What they are, how to use them and some examples YOU can use
If you have ever attended a presentation, webinar or class of mine, have ever met with me for more than 3 minutes or have ever read any of my e-news or blog posts, you will know that I consistently ask you to include calls to action (CTA’s) in all of your content. Whether it is a website homepage, an event invitation, a product landing page or an informative blog post, I always suggest that you include a call to action. A call to action is just that, a call or request, to get the reader to take an action of some kind.
Unlike the image here, we do NOT want it to seem like you are yelling at the reader, nor to seem demanding. The content and tone of your call to action will depend on your goals, the type of content and the reader. One reason why I always loop back, in conversations, to your goals, is that we want to align your CTA’s with your goals. If your goal is to get people to walk into your store, your call to action should encourage this. If you are blogging to establish your expertise in a certain area, you want to include follow-ups which reinforce this.

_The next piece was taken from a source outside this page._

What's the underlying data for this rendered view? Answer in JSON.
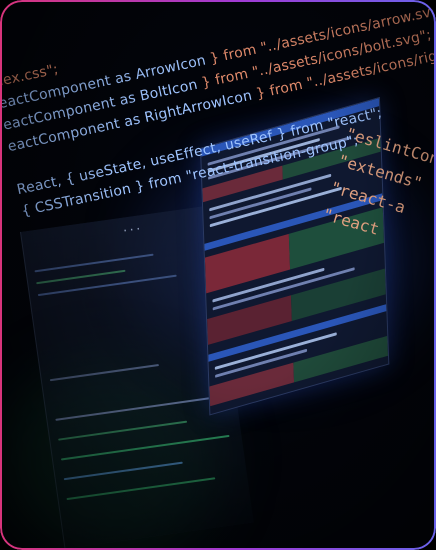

Say you are trying to get people to attend an event you are hosting. The RSVP would be your call to action – you would ask people to respond to let you know if they plan to attend. You might also want to ask people to pass along the invitation to others who might be interested in attending. But you don’t want to have TOO many CTA’s. An RSVP and a request to please pass along the invitation should probably be all you ask. Be considerate of your reader’s time (they may not appreciate what could start to feel like multiple demands) and keep in mind that they too are rushed. As much as you might like to think that people are savoring your every word, many are just skimming – and that can be fine, just be sure the grasp that last request as well. Don’t bog them down or they may skim right by!
You must also be sure to SUPPORT the CTA – if the call to action is to come into the store, be sure to include your address and store hours. If you are asking them to purchase an item, ensure they can click thru (preferably in one click) and purchase that product right there! The RSVP should not be to some website homepage but a registration form for the event in question – preferably with all relevant event info included.
Some basic calls to action might be:
- Contact us to get started today – including an email address, phone number and any other contact method, if your goal is to get new leads and to get more people into your sales ‘funnel’
- Click here to buy this product now – including a link to a page to purchase THAT item – not a page with lots of items, not the homepage of your e-commerce site. Remember, you want to minimize the steps required to fulfill the desired action, preferably getting it down to just one!
- Donate to support our cause/project/organization – with a link to paypal or some other donation application where they can pay immediately, to drive donations. In this case, you may also want to include instructions on alternate payment methods including your address in case they want to send you a check via snail mail.
- Subscribe to our e-newsletter/blog – linking them to your e-news signup form or blog RSS feed, to build your subscriber lists.
- Follow us on Facebook/Twitter/YELP/YouTube, etc (no, you should not write ‘etc.’! And yes, each platform mentioned should be hot linked to your company profile), to build your social communities.
- Tell me what YOU think about this topic in the comments below (for a blog or social post) or on our Facebook/ Twitter, etc. page, with a link to the profile page, if your goal is to drive community engagement
- Register for our event – with a link to the event registration page, to fill seats at an event.
- Download our e-book/whitepaper/industry report –with a link to a pdf download, to establish your expertise
- Stop in to our shop today to see this item up close and personal! – with your location and hours, when trying to increase foot traffic to your place of business. You might also want to incentivize a visit with a coupon or, in the case of a virtual visit, with a coupon code.
I do tend to get hyperbolic when I write (I guess I do use my hands extensively when I speak in person so maybe I am hyperbolic across the board!) so I will often add exclamation marks after my call to action but do what feels right to you and is consistent with the rest of the content. An exclamation point after a call to action on a serious event may feel inappropriate.
CTA’s can take various forms:
- Hyperlinked text
- Graphics or a banner
Whatever form you use, just remember to include them! And now for my own CTA, complete with an exclamation mark – contact me at LMD@LisaMarieDiasDesigns.com if you need help formulating effective calls to action!